That agricultural GDP will collapse after the third straight rain-shock is obvious—after a 12% deficient monsoon in June-Sept 2014 and unseasonal rains in March, this year’s deficit is 14%. The impact will be worse this year since reservoir levels are lower than last year in states that had the worst drought. Maharashtra, Uttar Pradesh (UP) and Karnataka, for instance, account for 30% of India’s kharif food production while the deficiency of rain was 25.2%, 45.8% and 19.9%, respectively, this year on the back of a 17.2%, 47.2% and +7.2% (that is, rainfall was over the Long Period Average) shortage last year. Add to this the irrigation levels—a mere 18.7% of Maharashtra’s cropped area is actually irrigated according to ratings agency Crisil, and 34.3% in Karnataka. The figure is a higher 76.7% for UP, but this has to be seen against reservoir levels that are 25% below the long-term average for the state—the figure is minus 43% for Maharashtra and Karnataka. In other words, the picture of agrarian distress at the level of big states will be a lot worse than what the all-India picture reveals.

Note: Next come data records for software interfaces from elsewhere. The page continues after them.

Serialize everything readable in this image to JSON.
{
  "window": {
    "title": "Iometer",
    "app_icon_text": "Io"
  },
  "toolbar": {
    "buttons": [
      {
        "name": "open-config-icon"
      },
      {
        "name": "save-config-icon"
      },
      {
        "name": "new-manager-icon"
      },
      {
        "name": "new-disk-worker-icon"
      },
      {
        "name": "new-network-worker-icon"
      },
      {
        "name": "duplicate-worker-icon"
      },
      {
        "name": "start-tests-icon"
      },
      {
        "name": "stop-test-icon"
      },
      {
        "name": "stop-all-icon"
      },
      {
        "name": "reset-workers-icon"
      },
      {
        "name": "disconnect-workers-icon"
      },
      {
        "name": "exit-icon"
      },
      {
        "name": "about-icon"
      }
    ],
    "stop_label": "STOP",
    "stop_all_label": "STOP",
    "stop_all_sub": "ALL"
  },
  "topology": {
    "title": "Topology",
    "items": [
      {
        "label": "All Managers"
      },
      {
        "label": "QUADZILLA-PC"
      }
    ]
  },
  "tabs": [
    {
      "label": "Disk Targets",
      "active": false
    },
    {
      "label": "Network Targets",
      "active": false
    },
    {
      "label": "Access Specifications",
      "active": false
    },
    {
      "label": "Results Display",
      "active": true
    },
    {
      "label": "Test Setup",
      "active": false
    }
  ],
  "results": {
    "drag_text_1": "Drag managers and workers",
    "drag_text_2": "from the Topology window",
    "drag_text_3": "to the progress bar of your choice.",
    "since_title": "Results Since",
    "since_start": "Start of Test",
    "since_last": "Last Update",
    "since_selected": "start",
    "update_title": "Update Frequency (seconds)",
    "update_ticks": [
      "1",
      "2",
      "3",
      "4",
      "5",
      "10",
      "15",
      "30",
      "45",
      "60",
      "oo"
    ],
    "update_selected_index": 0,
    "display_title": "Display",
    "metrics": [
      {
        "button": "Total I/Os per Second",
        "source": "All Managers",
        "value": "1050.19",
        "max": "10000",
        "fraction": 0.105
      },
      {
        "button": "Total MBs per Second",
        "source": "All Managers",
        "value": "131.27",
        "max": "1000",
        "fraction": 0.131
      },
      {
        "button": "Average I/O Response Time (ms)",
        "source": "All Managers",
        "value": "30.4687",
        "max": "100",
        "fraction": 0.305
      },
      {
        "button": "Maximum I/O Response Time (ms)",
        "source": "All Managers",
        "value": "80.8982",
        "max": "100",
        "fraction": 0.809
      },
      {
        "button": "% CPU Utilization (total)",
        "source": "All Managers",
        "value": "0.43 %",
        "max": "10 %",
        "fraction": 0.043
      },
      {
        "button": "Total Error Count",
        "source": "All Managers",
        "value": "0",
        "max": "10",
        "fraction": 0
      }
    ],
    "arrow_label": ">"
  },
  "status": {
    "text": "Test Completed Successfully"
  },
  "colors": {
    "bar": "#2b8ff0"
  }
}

The bulk of the blame for this has to lie with the state governments since agriculture is a state subject and they have scandalously squandered valuable resources. While FE columnist Ashok Gulati points to how Maharashtra spent R81,206 crore in the 2000s to increase irrigation from 3.9 million hectares to just 4.1 million—in comparison, Gujarat spent just R39,369 crore and increased irrigation from 3.3 million hectares to 5.6 million—a Kotak report pointed out that state governments spent over R6.5 lakh crore on irrigation and flood control over the past decade but the total irrigated area grew by just 1.3% per annum as a result. Indeed, the bulk of the increase in irrigated area came from privately-owned tube wells, not from state government-led spending on canals or tanks. Despite this, the Centre has a big role to play and that includes pushing farm insurance—insuring around 70% of cropped area, for instance, would cost around R19,000 crore per year. Given what the Centre already spends on crop-related calamities and, perhaps, a cess on farm equipment, the amount can be financed in partnership with states, especially if less money is wasted on FCI. Curtailing FCI’s inefficient procurement would also spur other reforms since farmers would be less prone to grow just wheat and rice—indeed, if farmers got direct cash transfers per acre of land instead of FCI-procurement-linked incentives for just wheat and rice in 3-4 states, this would also diversify production to states like Bihar and West Bengal. While the states will dither over reforms, the Centre needs to speed up its work.